*Task prompt*. Working through the entries below, find how many lines include "entry", then write only that number.

*Source material*.
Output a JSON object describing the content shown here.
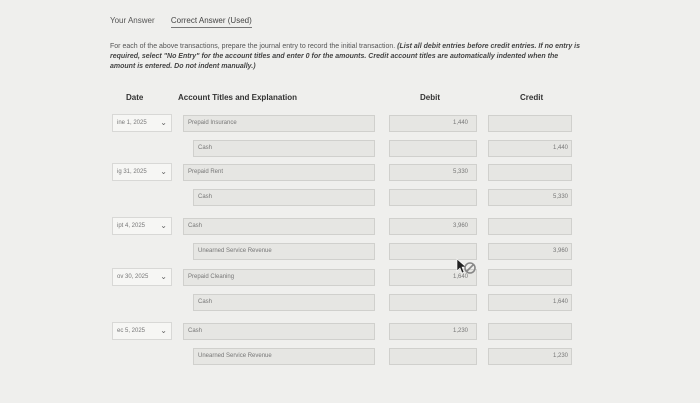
{
  "tabs": [
    "Your Answer",
    "Correct Answer (Used)"
  ],
  "instructions": {
    "text": "For each of the above transactions, prepare the journal entry to record the initial transaction. ",
    "italic": "(List all debit entries before credit entries. If no entry is required, select \"No Entry\" for the account titles and enter 0 for the amounts. Credit account titles are automatically indented when the amount is entered. Do not indent manually.)"
  },
  "headers": {
    "date": "Date",
    "account": "Account Titles and Explanation",
    "debit": "Debit",
    "credit": "Credit"
  },
  "entries": [
    {
      "date": "ine 1, 2025",
      "debit_account": "Prepaid Insurance",
      "debit": "1,440",
      "credit_account": "Cash",
      "credit": "1,440"
    },
    {
      "date": "ig 31, 2025",
      "debit_account": "Prepaid Rent",
      "debit": "5,330",
      "credit_account": "Cash",
      "credit": "5,330"
    },
    {
      "date": "ipt 4, 2025",
      "debit_account": "Cash",
      "debit": "3,960",
      "credit_account": "Unearned Service Revenue",
      "credit": "3,960"
    },
    {
      "date": "ov 30, 2025",
      "debit_account": "Prepaid Cleaning",
      "debit": "1,640",
      "credit_account": "Cash",
      "credit": "1,640"
    },
    {
      "date": "ec 5, 2025",
      "debit_account": "Cash",
      "debit": "1,230",
      "credit_account": "Unearned Service Revenue",
      "credit": "1,230"
    }
  ]
}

*Answer box*. 2